Scary Sickle Cell

Living at altitude there are some things that you become hyper aware about. One of the more obvious things is the lack of oxygen in the air. When it comes to athletics there are a few advantages but many disadvantages to the limited O2. Having played and watched sports at the mile high level for many years you start to become in tune to ailments or conditions that might worsen because of the high altitude. One of those conditions that you definitely need to be aware of is Sickle Cell Anemia and Sickle Cell Anemia Trait. The National Athletic Trainer’s Association defines Sickle Cell Anemia Trait in their position statement as the inheritance of one gene for sickle hemoglobin and one for normal hemoglobin. Hemoglobin is a protein in the red blood cells that transports oxygen. In times of extreme exertion or exercise the sickle hemoglobin will cause the red blood cell to shrink into a quarter or half-moon shape. This greatly affects the body’s oxygen levels. The sickle cells also causes blockages in vessels because the cells catch on each other and cannot move freely.


Sickle cell is a genetic adaptation and  it is common in people whose origin is from areas where malaria is widespread. Just carrying one of the sickle-cell genes could defend off malaria (NATA Position Statement). 1 in 12 African-Americans posses the trait.

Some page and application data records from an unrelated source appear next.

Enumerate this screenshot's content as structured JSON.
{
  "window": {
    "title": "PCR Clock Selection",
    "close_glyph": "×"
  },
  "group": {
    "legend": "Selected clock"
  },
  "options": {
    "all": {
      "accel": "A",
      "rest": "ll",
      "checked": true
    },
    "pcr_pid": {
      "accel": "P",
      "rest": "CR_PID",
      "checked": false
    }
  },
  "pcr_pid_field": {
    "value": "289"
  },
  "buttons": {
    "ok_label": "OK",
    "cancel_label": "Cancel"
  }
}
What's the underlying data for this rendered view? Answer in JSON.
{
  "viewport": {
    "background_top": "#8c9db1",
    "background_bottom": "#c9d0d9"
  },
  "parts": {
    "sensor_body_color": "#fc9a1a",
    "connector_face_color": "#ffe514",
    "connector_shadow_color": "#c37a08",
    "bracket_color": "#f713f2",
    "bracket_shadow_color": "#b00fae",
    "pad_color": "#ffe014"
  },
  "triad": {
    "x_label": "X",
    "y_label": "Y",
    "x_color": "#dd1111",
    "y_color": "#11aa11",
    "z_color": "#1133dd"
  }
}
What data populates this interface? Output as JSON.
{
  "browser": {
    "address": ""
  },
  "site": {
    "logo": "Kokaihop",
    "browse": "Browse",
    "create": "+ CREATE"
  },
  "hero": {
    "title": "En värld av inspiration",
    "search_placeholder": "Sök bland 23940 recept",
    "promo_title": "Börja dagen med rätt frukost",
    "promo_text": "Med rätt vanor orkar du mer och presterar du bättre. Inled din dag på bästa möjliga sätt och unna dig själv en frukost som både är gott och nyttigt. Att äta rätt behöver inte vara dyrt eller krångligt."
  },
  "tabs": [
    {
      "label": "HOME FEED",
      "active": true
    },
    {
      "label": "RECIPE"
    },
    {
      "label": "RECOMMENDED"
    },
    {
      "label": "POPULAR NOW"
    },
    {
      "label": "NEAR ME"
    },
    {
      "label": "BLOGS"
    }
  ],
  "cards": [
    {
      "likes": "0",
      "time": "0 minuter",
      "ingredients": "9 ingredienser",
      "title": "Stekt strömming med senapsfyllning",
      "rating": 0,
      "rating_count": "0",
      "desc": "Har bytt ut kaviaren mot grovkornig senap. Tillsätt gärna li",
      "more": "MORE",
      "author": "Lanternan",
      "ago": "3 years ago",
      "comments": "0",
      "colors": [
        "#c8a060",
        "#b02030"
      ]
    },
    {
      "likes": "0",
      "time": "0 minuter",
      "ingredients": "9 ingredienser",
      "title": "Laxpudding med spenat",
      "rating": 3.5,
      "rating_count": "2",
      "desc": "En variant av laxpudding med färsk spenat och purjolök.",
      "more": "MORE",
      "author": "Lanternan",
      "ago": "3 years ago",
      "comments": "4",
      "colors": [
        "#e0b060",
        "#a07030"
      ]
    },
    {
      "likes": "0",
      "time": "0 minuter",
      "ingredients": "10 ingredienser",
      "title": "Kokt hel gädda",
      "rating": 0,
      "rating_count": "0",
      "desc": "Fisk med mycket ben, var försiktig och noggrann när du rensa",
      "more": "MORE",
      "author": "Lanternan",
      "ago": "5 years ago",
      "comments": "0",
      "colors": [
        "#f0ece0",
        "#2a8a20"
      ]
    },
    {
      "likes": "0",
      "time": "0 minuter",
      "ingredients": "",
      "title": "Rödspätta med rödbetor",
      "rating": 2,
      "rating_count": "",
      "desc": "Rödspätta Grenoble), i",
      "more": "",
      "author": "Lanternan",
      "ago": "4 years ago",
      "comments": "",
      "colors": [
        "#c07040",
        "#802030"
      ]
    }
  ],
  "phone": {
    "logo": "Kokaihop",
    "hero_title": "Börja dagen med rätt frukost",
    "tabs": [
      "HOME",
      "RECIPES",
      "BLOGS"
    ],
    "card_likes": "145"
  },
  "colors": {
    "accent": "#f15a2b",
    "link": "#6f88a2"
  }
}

It is good to take note that the trait is also seen in Mediterranean, Middle Eastern, Indian, Caribbean and South and Central American descendents.

Some startling stats about sickle-cell:

  • In the past four decades, exertional sickling has killed at least 15 football players.
  • In the past seven years alone, sickling has killed nine athletes:
    • Five college football players in training,
    • Two high school athletes
    • Two 12-year-old boys training for football
  • Of 136 sudden, non-traumatic sports deaths in high school and college athletes over a decade, seven (5%) were from exertional sickling


So what are some signs and symptoms of a sickle-cell attack:

  • Cramping muscle weakness that exceeds muscle pain 
  • Athlete “slumps” to the ground rather than a sudden collapse (Rules out cardiac)
  • Able to speak (Rules out cardiac)
  • Muscles look and feel normal (rules out heat cramps)
  • Rapid breathing, but pulmonary exam reveals normal air movement (rules out asthma)
  • Rectal temperature less than 103oF (rule out heat stroke)


Ways to avoid a sickle-cell attack:

  • Build up slowly in training with paced progressions,
  • Allow longer periods of rest and recovery between repetitions.
  •  Encourage participation in preseason strength and conditioning programs
  • Athletes with sickle-cell trait should be excluded from participation in performance tests such as mile runs, serial sprints, etc., as several deaths have occurred from participation in this setting.
  • Stop any activity with onset of symptoms [muscle ‘cramping’, pain, swelling, weakness, tenderness; inability to “catch breath”, fatigue].
  •  Athletes with sickle-cell trait who perform repetitive high-speed sprints and/or interval training that induces high levels of lactic acid should be allowed extended recovery between repetitions
  • Ambient heat stress, dehydration, asthma, illness, and altitude predispose the athlete with sickle trait to an onset of crisis in physical exertion.
  •  Emphasize hydration
  • Control asthma
  • No workout if an athlete with sickle trait is ill
  • Watch closely the athlete with sickle-cell trait who is new to altitude.
  • Modify training and have supplemental oxygen available for competitions
  • Educate to create an environment that encourages athletes with sickle-cell trait to report any symptoms immediately;
  • Any signs or symptoms such as fatigue, difficulty breathing, leg or low back pain, or leg or low back cramping in an athlete with sickle-cell trait should be assumed to be sickling



How to treat a sickle-cell attack:

  • Check vital signs.
  • Administer high-flow oxygen, 15 lpm (if available),
  • Cool the athlete, if necessary.
  • Call 911, attach an AED, start an IV, and get the athlete to the hospital fast.
  • Tell the doctors to expect explosive rhabdomyolysis and grave metabolic complications.
  • Proactively prepare by having an Emergency Action Plan and appropriate emergency equipment for all practices and competitions.

Sickle cell anemia is a very serious condition and needs to be treated as soon as possible! The good thing about this disease is that it is easily screened for and once the proper people are aware of the condition it can definitely be well managed! Be aware and get screened!